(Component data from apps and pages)
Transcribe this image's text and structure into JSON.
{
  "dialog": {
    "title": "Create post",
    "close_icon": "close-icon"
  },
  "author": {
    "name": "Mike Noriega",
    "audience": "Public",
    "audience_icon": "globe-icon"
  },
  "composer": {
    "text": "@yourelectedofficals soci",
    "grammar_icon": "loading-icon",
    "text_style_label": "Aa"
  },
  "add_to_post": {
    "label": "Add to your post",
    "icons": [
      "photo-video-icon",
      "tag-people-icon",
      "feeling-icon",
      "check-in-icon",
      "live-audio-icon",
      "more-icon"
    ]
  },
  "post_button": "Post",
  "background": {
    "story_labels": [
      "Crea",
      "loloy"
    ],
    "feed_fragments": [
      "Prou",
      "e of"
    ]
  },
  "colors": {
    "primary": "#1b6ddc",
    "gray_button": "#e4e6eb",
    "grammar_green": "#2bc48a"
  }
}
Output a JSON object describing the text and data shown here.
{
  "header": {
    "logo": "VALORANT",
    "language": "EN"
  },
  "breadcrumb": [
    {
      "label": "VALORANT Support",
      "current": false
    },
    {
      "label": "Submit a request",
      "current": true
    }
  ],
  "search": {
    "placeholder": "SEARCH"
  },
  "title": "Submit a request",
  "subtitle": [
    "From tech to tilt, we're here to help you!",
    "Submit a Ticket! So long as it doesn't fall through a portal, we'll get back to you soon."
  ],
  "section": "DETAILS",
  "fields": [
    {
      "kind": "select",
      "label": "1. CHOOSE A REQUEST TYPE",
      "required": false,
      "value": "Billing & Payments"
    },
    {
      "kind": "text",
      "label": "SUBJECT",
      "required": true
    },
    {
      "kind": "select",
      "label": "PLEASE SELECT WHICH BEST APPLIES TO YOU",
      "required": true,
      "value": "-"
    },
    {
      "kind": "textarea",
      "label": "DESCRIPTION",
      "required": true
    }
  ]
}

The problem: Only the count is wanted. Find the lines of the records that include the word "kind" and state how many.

Exercise output: 4